To be successful as a visiting nurse the individual must have the ability to function independently and autonomously in the community environment with strong clinical skills in a practice specialty. Most common specialties and/or visiting nurse positions include age related roles such as mother/baby, pediatrics and gerontology. Other visiting nurse positions focus on diseases or conditions including wound care, diabetes, chronic obstructive pulmonary disease (COPD) and heart failure. While other positions may focus on the processes and procedures to support specific service programs like immunizations, IV therapy, Medicare admissions, personal care supervision or managed care case management.
In addition to strong clinical skills the visiting nurse must have reliable transportation and/or like driving or traveling from home to home and/or to other community facilities. In addition, he or she must be extremely resourceful to address patient needs while always being prepared with a well-stocked traveling supply bag.
Homecare is the only practice setting in which there are federal Medicare and state Medicaid nursing assessment requirements for medical and personal care programs. The visiting nurse must have a willingness to complete government-mandated assessment items in a timely manner.
Lastly, visiting nurse work hours are highly variable including nights, weekends and holidays and is dependent on the type of care that is needed and the insurance covering the nursing service. Typically hourly/shift work requires visiting nurses to provide medical and personal care services to a single patient who requires long term-care due to disability and/or severe de-compensation from injury, illness and/or disease. Many in homecare refer to this as Private Duty Nursing. Per visit work requires a visiting nurse to provide medical care services to multiple patients recovering from acute injury, illnesses and/or disease. Many in homecare refer to this as Skilled Nursing. In addition there are other programs that require a visiting nurse to provide supervisory/case management visits on a per visit basis.
What training or education course do you recommend for those who want to work in this field?

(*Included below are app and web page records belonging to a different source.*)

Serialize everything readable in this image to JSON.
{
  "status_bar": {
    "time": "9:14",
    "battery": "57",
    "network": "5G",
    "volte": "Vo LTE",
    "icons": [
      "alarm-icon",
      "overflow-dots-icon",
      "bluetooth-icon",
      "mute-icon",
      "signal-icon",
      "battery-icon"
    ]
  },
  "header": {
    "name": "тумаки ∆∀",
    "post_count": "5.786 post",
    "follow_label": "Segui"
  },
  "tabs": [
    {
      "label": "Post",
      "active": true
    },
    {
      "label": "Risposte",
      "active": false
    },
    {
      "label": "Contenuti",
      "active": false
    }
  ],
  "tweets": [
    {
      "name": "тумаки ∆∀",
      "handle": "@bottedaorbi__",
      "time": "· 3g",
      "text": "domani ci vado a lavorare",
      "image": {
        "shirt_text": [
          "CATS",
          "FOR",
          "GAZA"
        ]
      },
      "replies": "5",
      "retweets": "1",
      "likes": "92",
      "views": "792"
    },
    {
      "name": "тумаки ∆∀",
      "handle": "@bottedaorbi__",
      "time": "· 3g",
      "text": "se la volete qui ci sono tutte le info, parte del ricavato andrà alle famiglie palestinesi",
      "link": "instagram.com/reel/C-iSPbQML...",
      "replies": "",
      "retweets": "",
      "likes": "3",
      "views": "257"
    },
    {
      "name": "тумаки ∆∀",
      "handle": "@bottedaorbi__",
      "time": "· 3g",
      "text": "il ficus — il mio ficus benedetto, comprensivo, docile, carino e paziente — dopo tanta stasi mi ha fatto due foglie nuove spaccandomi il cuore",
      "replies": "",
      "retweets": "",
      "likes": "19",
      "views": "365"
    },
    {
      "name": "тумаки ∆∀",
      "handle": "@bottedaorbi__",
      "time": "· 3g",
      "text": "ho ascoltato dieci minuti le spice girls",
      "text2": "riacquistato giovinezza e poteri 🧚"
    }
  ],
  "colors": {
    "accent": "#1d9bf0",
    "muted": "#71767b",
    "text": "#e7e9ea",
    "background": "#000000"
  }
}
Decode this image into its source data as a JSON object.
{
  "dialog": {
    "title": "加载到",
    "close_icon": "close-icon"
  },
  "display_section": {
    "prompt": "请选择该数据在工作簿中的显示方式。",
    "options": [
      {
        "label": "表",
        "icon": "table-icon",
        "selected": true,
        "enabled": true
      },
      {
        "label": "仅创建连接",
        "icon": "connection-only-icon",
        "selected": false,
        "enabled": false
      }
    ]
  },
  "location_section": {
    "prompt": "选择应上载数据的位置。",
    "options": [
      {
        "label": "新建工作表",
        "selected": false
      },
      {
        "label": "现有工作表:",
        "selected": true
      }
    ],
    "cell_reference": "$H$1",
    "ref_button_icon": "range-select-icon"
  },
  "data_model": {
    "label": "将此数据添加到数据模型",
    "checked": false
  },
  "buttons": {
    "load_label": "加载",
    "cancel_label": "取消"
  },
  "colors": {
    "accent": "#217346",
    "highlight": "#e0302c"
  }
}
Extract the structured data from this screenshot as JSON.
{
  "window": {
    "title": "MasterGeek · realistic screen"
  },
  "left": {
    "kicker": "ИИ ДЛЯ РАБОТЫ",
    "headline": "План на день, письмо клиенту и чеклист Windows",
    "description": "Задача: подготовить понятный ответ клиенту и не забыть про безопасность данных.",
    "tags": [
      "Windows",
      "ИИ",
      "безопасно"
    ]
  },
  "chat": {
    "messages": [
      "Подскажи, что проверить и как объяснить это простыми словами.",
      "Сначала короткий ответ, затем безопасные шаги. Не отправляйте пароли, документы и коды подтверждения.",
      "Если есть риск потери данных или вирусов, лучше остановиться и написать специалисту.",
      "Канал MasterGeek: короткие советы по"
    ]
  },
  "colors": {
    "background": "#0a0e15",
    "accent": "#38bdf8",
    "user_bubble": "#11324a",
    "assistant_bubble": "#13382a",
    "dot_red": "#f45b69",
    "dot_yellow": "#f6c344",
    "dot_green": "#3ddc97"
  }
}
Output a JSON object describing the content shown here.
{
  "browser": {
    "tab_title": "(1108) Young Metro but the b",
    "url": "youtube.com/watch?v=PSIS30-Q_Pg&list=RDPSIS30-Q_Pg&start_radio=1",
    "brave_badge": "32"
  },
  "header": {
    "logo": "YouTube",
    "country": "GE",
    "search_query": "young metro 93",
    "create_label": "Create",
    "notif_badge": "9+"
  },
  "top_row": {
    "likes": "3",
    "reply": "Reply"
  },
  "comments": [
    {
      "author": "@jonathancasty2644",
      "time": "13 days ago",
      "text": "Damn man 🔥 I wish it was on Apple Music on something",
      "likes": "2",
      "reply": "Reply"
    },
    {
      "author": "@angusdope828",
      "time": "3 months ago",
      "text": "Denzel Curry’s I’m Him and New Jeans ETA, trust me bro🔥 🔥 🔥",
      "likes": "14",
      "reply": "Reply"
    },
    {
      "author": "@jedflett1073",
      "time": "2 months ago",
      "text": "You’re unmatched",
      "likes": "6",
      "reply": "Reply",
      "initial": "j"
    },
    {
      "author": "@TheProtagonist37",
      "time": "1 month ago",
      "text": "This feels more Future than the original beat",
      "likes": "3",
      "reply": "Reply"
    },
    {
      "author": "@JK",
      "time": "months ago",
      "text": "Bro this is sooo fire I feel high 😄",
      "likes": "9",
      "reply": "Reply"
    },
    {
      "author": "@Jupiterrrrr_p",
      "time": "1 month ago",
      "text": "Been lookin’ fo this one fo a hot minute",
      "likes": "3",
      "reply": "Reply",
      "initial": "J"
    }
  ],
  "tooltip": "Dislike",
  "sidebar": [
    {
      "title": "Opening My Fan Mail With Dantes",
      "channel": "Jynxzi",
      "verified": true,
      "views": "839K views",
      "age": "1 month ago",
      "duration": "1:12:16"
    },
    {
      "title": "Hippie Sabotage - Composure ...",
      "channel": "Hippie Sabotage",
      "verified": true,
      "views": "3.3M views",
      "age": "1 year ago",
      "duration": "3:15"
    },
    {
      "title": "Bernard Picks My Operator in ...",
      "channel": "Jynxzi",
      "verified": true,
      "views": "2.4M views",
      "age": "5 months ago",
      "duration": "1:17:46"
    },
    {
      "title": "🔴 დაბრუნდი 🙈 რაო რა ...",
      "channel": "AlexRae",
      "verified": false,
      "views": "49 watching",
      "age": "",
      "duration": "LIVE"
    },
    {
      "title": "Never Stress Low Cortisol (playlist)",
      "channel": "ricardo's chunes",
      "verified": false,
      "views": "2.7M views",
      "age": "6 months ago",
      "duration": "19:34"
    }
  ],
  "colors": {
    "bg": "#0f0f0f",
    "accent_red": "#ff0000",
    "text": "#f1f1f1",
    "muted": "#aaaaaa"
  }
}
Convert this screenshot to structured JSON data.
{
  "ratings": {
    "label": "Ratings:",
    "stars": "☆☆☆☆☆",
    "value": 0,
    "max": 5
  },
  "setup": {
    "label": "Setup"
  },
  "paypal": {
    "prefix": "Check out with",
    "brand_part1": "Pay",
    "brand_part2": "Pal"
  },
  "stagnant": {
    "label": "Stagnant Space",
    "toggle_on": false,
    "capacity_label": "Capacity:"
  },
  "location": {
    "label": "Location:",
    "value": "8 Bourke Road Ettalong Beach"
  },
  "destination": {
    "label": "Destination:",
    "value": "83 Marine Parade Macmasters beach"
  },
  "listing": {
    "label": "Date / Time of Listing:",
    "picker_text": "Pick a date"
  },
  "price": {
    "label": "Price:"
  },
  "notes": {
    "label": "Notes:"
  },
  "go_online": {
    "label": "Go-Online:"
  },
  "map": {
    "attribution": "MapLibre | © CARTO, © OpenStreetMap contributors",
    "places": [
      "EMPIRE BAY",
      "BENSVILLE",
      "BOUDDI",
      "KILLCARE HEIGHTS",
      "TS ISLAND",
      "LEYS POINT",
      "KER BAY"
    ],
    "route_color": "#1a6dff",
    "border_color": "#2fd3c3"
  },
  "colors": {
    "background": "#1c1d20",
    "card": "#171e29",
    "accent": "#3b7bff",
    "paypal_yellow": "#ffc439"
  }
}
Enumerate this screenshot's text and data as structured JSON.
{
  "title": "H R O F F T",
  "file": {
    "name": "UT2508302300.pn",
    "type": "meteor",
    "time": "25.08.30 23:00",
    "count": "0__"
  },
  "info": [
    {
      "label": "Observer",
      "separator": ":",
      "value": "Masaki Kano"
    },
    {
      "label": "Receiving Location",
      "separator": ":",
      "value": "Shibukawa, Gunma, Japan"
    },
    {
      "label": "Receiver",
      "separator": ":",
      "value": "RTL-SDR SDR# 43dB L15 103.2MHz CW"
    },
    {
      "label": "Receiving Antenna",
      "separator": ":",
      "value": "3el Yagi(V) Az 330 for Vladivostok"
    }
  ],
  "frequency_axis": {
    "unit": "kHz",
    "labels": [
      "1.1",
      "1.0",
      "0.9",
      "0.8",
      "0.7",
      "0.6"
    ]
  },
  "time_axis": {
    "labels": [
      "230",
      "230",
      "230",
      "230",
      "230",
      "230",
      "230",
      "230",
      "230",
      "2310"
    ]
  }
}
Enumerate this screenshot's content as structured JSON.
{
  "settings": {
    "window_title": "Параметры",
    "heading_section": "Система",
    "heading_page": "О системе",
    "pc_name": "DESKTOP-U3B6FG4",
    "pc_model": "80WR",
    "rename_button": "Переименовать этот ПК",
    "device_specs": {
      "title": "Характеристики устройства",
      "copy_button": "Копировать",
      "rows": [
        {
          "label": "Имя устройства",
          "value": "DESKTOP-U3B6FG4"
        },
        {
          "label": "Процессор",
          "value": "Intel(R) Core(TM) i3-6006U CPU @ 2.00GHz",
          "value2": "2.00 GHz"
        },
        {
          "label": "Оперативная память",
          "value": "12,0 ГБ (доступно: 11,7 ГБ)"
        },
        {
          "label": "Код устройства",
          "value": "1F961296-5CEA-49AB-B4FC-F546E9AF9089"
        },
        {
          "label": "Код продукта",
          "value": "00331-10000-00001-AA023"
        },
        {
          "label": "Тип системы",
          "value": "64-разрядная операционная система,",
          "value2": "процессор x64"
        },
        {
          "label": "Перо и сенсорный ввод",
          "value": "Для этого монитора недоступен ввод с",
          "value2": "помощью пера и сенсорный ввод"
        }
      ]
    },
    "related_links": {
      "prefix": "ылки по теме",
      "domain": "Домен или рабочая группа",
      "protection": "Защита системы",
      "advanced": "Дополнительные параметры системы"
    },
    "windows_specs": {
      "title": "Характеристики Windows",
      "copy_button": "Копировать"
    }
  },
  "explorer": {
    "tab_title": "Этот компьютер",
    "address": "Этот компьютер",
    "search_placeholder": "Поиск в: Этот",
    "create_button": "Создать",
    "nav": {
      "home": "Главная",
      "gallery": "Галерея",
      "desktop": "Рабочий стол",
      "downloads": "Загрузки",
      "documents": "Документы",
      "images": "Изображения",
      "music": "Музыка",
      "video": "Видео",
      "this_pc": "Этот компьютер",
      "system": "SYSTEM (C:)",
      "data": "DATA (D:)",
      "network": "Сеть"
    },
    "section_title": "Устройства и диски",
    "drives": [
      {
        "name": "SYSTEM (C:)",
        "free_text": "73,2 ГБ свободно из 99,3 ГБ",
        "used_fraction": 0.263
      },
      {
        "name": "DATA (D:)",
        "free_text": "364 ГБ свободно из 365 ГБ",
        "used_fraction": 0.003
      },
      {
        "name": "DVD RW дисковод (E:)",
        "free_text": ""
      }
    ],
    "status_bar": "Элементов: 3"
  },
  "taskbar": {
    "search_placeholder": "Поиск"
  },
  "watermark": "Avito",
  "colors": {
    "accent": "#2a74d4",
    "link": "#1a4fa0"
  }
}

Minimum requirements typically include:
For a Practical/Vocational Nurse (LPN/LVN)
For a Registered Nurse (RN)
For more information about this type of nursing, visit VNAA’s site.